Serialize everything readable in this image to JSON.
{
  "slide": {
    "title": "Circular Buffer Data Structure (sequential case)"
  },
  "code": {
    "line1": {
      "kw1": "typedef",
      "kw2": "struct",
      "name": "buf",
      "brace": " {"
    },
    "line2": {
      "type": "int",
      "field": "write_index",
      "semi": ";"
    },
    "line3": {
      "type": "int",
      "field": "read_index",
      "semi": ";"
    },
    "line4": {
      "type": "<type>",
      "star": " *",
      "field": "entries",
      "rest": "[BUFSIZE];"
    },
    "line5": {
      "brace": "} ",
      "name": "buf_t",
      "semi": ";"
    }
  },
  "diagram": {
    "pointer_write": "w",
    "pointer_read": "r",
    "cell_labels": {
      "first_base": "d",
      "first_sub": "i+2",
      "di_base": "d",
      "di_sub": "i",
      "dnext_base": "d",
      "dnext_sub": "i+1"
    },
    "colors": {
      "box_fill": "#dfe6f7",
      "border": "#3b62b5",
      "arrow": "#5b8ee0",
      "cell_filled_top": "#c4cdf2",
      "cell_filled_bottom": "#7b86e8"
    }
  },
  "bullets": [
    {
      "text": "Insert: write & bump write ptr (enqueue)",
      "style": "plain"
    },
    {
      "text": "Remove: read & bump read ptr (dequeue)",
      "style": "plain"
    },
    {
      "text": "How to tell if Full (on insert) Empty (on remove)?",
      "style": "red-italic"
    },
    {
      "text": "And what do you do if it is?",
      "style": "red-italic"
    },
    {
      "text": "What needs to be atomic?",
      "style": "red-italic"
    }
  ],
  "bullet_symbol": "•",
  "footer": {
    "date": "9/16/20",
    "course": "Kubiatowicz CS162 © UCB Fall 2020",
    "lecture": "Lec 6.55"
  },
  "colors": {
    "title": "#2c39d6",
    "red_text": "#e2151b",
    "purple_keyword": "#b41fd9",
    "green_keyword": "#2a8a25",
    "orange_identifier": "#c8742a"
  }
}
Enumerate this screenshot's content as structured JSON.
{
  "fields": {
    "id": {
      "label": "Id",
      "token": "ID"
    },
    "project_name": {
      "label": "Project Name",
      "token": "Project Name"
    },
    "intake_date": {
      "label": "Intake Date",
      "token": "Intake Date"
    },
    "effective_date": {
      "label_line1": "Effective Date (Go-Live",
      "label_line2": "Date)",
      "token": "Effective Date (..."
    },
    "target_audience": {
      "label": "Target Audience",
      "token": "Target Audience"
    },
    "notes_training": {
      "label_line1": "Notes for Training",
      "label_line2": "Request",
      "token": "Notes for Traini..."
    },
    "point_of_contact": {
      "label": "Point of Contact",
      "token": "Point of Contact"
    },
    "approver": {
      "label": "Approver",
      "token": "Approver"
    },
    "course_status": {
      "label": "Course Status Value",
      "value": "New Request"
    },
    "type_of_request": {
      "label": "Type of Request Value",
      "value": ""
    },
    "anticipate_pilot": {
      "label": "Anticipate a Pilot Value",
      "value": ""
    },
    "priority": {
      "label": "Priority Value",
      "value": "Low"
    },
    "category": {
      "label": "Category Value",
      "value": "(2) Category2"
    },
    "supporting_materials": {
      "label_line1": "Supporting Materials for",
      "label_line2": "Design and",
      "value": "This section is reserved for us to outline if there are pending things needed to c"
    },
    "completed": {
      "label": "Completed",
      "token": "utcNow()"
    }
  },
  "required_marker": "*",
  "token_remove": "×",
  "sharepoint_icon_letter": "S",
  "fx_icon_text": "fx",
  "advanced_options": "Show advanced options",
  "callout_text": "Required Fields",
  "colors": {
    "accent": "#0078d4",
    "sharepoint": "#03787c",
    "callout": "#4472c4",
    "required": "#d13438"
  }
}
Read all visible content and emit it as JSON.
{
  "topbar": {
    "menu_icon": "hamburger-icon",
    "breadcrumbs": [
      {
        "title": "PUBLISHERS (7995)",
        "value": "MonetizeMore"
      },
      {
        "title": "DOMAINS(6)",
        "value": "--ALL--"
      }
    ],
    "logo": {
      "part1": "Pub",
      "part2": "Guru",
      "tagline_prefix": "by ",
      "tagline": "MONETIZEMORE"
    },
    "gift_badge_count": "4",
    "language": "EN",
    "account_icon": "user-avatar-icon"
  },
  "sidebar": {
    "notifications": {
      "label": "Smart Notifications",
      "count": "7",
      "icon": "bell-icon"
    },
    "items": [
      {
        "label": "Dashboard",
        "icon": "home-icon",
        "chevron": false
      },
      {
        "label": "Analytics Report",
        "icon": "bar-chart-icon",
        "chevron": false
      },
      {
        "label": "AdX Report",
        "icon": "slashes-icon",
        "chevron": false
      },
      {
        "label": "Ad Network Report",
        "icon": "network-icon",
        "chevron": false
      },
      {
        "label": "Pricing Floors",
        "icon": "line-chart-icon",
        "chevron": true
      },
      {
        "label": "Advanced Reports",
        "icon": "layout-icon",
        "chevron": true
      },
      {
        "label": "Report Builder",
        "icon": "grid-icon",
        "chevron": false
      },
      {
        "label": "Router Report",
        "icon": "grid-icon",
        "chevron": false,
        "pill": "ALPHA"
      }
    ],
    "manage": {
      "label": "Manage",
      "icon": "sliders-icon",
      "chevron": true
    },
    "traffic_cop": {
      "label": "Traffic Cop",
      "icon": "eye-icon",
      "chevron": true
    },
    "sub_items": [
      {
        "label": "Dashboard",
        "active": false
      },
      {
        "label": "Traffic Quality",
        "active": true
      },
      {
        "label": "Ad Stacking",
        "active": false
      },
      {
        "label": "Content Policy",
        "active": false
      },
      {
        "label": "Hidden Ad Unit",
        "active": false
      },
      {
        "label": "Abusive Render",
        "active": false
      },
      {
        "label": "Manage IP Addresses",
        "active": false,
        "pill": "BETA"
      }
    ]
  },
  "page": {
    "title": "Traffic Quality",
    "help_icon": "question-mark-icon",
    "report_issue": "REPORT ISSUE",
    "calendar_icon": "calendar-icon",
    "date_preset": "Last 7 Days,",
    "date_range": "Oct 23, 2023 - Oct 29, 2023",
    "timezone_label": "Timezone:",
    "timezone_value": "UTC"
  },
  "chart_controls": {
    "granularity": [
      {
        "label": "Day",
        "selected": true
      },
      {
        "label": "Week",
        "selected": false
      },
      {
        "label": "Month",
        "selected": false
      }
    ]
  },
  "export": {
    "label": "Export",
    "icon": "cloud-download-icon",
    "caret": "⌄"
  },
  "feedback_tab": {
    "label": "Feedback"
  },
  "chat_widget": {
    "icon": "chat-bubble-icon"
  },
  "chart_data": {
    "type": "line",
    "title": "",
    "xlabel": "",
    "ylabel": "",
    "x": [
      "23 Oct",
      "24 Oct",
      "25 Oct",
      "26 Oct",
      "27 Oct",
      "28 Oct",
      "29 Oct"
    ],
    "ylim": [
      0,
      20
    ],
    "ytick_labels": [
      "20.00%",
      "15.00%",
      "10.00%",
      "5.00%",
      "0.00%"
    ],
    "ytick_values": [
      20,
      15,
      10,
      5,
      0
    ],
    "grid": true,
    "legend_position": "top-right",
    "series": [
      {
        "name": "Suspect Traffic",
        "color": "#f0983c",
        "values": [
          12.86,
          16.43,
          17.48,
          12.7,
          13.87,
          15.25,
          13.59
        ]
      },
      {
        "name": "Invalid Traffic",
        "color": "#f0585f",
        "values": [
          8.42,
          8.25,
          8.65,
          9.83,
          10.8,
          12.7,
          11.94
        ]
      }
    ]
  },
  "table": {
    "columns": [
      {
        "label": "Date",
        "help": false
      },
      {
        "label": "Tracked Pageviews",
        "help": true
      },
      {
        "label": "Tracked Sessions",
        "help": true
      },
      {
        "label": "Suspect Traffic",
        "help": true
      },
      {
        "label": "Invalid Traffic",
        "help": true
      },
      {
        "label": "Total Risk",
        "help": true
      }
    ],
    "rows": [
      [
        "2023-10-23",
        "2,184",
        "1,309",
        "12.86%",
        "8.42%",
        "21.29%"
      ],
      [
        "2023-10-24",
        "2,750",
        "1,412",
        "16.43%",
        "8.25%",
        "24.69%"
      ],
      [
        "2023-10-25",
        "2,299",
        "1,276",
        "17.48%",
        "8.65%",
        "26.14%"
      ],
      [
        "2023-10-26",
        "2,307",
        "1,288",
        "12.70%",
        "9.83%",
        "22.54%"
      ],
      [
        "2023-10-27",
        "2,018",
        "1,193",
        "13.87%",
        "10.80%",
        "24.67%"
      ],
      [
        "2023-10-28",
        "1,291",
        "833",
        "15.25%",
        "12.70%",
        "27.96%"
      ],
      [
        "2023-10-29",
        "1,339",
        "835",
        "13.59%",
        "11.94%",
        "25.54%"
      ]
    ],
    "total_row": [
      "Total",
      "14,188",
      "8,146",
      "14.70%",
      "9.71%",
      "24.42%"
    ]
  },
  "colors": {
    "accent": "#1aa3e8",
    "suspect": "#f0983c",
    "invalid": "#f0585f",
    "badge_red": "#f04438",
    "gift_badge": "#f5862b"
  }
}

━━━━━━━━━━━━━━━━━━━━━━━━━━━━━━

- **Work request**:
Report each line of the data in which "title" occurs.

- **Solution to this task**:
    "title": "Circular Buffer Data Structure (sequential case)"
    "title": "#2c39d6",
        "title": "PUBLISHERS (7995)",
        "title": "DOMAINS(6)",
    "title": "Traffic Quality",
    "title": "",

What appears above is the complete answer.